→ TASK BRIEF
Copy out the entries below precisely; nothing is to be omitted.

→ DATA SHOWN

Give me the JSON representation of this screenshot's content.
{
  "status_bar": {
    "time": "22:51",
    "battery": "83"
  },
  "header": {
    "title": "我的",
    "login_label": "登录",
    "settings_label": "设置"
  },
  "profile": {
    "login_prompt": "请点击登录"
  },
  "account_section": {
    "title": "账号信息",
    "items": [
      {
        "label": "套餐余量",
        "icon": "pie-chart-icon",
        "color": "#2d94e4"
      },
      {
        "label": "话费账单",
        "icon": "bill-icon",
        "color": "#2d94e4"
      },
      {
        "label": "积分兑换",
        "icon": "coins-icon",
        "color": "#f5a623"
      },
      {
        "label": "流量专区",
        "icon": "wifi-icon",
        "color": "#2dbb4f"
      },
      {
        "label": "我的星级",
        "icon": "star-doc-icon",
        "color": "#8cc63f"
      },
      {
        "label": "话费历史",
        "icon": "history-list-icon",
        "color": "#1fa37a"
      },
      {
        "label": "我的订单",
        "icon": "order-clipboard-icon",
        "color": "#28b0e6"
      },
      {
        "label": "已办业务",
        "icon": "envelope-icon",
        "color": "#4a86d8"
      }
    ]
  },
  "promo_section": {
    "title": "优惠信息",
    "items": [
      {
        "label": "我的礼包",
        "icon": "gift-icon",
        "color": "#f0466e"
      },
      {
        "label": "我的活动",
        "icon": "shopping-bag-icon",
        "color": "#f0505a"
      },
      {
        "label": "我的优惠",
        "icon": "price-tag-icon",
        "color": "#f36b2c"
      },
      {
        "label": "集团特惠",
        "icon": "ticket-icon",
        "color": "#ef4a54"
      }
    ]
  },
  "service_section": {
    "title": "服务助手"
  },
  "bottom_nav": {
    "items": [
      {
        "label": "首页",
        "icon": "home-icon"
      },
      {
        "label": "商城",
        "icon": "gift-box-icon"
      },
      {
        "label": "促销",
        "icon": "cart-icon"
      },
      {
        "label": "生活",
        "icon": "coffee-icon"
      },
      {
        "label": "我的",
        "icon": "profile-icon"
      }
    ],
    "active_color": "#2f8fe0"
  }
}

→ ANSWER TO THIS TASK
Give me the JSON representation of this screenshot's content.
{
  "status_bar": {
    "time": "22:51",
    "battery": "83"
  },
  "header": {
    "title": "我的",
    "login_label": "登录",
    "settings_label": "设置"
  },
  "profile": {
    "login_prompt": "请点击登录"
  },
  "account_section": {
    "title": "账号信息",
    "items": [
      {
        "label": "套餐余量",
        "icon": "pie-chart-icon",
        "color": "#2d94e4"
      },
      {
        "label": "话费账单",
        "icon": "bill-icon",
        "color": "#2d94e4"
      },
      {
        "label": "积分兑换",
        "icon": "coins-icon",
        "color": "#f5a623"
      },
      {
        "label": "流量专区",
        "icon": "wifi-icon",
        "color": "#2dbb4f"
      },
      {
        "label": "我的星级",
        "icon": "star-doc-icon",
        "color": "#8cc63f"
      },
      {
        "label": "话费历史",
        "icon": "history-list-icon",
        "color": "#1fa37a"
      },
      {
        "label": "我的订单",
        "icon": "order-clipboard-icon",
        "color": "#28b0e6"
      },
      {
        "label": "已办业务",
        "icon": "envelope-icon",
        "color": "#4a86d8"
      }
    ]
  },
  "promo_section": {
    "title": "优惠信息",
    "items": [
      {
        "label": "我的礼包",
        "icon": "gift-icon",
        "color": "#f0466e"
      },
      {
        "label": "我的活动",
        "icon": "shopping-bag-icon",
        "color": "#f0505a"
      },
      {
        "label": "我的优惠",
        "icon": "price-tag-icon",
        "color": "#f36b2c"
      },
      {
        "label": "集团特惠",
        "icon": "ticket-icon",
        "color": "#ef4a54"
      }
    ]
  },
  "service_section": {
    "title": "服务助手"
  },
  "bottom_nav": {
    "items": [
      {
        "label": "首页",
        "icon": "home-icon"
      },
      {
        "label": "商城",
        "icon": "gift-box-icon"
      },
      {
        "label": "促销",
        "icon": "cart-icon"
      },
      {
        "label": "生活",
        "icon": "coffee-icon"
      },
      {
        "label": "我的",
        "icon": "profile-icon"
      }
    ],
    "active_color": "#2f8fe0"
  }
}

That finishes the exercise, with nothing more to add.